Runner's High: Climbing to 21.1km

My first disclaimer is that half marathons are not easy, and they are no joke. That being said, running 21.1km is attainable with proper training, diet and mental strength! This past week I ran my first official half marathon race in just over two hours after a four-month training journey and 5 races leading up to this one. I completed the Scotiabank Toronto Waterfront Half marathon, a goal that has been on my bucket list for the past few years. Here are some of the things I learned while training!

Pick your poison

It's important to pick your focus when training for a half marathon from one of the following three areas: distance, speed, and weekly kilometres. Trying to increase all three of these aspects at once is counterproductive and increases your risk of injury. If you’ve never done the half marathon distance before its important to focus on building up to this distance. This can be done by following many available twelve-week training plans on platforms such as Strava or simply do 2 short runs: 1 tempo run, a day of cross-training (i.e. a working that doesn’t involve running such as weight training or spin class) and a long run with a 0.5-1km increase per week. In training for this race, I focused on distance, as I had only once previously run 21.1k, during which I made multiple pitstops for water, therefore I wanted to develop the endurance to do this distance continuously.

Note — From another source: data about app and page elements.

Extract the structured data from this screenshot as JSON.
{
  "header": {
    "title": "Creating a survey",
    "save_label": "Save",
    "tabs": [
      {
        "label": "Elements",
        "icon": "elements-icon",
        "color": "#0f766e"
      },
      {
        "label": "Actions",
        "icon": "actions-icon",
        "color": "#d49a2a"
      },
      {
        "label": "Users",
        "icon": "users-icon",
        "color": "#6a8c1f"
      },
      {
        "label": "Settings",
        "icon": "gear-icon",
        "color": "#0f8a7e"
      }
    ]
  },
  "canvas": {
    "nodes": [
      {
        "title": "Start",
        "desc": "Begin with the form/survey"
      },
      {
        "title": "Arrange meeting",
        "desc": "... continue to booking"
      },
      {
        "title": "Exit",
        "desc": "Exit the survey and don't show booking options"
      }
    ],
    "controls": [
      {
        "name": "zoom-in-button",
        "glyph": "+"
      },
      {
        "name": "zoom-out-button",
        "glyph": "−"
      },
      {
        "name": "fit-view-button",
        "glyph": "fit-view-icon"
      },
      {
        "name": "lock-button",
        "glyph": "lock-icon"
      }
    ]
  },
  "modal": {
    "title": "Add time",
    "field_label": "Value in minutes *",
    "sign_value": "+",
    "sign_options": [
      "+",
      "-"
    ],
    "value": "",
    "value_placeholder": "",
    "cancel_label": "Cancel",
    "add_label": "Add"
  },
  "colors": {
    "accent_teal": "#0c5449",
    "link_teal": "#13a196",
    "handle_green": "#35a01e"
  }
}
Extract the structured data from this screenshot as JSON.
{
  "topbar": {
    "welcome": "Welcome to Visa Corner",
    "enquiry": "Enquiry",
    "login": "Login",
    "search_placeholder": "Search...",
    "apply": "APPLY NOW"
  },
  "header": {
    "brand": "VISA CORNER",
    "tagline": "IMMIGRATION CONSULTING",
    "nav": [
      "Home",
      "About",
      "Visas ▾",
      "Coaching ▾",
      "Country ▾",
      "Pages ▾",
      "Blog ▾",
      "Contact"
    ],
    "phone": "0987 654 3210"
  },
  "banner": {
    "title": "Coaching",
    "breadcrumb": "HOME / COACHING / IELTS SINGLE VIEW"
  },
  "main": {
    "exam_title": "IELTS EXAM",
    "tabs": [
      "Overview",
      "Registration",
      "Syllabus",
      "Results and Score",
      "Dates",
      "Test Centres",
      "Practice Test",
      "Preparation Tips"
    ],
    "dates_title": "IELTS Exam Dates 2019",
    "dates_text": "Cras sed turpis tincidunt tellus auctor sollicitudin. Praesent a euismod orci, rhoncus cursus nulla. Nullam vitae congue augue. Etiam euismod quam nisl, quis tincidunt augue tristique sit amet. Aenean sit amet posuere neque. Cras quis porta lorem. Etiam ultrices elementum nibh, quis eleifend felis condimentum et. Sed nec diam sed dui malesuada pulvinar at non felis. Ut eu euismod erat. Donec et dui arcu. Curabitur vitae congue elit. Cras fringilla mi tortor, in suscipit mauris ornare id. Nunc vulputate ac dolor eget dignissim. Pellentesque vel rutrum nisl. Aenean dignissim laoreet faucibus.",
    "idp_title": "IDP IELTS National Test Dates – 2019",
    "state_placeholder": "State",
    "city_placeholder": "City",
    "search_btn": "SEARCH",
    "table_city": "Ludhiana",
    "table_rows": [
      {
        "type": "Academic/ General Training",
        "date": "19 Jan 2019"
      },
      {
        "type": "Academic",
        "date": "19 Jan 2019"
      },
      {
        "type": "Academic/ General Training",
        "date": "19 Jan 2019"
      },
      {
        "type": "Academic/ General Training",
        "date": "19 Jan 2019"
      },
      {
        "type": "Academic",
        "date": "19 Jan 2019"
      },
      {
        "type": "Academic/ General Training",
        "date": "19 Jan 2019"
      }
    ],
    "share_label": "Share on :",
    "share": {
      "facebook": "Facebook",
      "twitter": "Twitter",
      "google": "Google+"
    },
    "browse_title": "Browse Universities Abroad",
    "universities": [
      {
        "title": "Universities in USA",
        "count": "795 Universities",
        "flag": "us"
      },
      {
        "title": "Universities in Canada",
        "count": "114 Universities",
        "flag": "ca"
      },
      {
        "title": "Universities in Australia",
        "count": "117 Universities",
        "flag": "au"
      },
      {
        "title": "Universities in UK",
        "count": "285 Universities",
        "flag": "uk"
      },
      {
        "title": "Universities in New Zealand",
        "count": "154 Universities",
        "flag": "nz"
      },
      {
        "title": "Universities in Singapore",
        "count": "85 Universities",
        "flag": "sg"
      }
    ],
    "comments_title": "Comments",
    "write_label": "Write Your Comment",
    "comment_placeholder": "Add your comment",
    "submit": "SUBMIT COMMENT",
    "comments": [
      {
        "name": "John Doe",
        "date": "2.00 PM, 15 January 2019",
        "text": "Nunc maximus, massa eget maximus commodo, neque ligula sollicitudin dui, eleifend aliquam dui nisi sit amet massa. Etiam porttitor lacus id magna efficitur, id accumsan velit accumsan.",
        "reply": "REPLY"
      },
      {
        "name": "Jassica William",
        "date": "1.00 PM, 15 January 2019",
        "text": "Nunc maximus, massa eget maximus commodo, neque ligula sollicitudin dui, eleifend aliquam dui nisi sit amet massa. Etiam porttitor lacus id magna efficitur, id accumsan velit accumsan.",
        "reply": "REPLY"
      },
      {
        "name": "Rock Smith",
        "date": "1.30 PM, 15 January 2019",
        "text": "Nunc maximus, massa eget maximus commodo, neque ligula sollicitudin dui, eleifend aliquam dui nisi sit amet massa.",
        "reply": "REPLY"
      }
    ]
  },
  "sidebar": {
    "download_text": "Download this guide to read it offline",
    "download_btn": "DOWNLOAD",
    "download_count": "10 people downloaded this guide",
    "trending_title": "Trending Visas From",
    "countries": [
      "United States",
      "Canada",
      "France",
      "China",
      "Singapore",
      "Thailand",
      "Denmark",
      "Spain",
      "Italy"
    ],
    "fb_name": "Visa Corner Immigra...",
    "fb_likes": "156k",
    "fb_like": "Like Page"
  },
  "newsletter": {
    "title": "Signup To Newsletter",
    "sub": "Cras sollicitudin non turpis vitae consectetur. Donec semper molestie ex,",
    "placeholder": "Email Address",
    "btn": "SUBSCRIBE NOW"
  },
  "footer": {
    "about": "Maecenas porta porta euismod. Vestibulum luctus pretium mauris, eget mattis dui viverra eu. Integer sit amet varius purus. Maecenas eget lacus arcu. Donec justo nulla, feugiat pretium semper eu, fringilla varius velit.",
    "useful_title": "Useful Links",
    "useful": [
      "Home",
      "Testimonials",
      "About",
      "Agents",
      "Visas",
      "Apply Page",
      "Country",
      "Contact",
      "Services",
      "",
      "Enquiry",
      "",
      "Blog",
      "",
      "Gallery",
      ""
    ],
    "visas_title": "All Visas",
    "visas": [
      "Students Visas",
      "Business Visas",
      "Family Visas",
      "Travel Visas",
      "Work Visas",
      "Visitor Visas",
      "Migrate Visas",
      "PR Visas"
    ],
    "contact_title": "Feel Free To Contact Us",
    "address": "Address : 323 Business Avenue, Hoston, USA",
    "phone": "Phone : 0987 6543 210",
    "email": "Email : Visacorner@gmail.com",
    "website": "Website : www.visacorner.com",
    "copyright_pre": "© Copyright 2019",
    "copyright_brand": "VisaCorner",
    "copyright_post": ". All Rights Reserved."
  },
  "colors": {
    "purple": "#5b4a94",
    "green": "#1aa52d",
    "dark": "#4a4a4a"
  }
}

Find your support system

Training can feel mentally and physically taxing, however, developing friends in your local running community can help you push through difficult runs and keep you motivated to train. Many athletic stores such as The Running Room, Lululemon, Asics, and Black Toe offer run groups that accept runners at all levels. Through running with Lululemon’s Eaton Centre, Cumberland, and Queen Street West run crews, as well as Asics Canada’s run club I met amazing people who support me through my training, race alongside me, and who have become some of my closest friends.

Consistency and Recovery

Consistent training through running and cross-training is essential to building up your endurance and/or pace for a half marathon. Training should occur a minimum of four times a week for maximum results. That being said, building in recovery is necessary when you’re increasing your kilometres and activity per week, in order to prevent injury. It's important to warm up and cool down through dynamic stretching and exercise following your workouts. Further, it's important to schedule in a rest day where no strenuous activity occurs- these are great days to participate in activities like yoga to work on breathing and flexibility.

Keep Yourself Motivated!

Waking up at 7 am to run or rushing off to run crew when I had looming assignments and midterms coming up didn’t always feel great. However, during my training process, I used little incentives to keep myself motivated. For example, I’d reward myself with new running gear after hitting personal records during races. Finding little healthy ways to reward yourself while training is a great way to enjoy a difficult process. For you, this may take the form of purchasing new athletic clothes or running shoes every once in a while, enjoying a post-race/run meal at your favourite restaurant, or a fun new type of workout class.

Running a half marathon may feel like an impossible task, and during the race itself, your body may feel pushed to the limit. But nothing is more satisfying than crossing the finish line after 21.1 kilometres of hustling! 

*all images are my own. 

Edited by Tasmiyah Randeree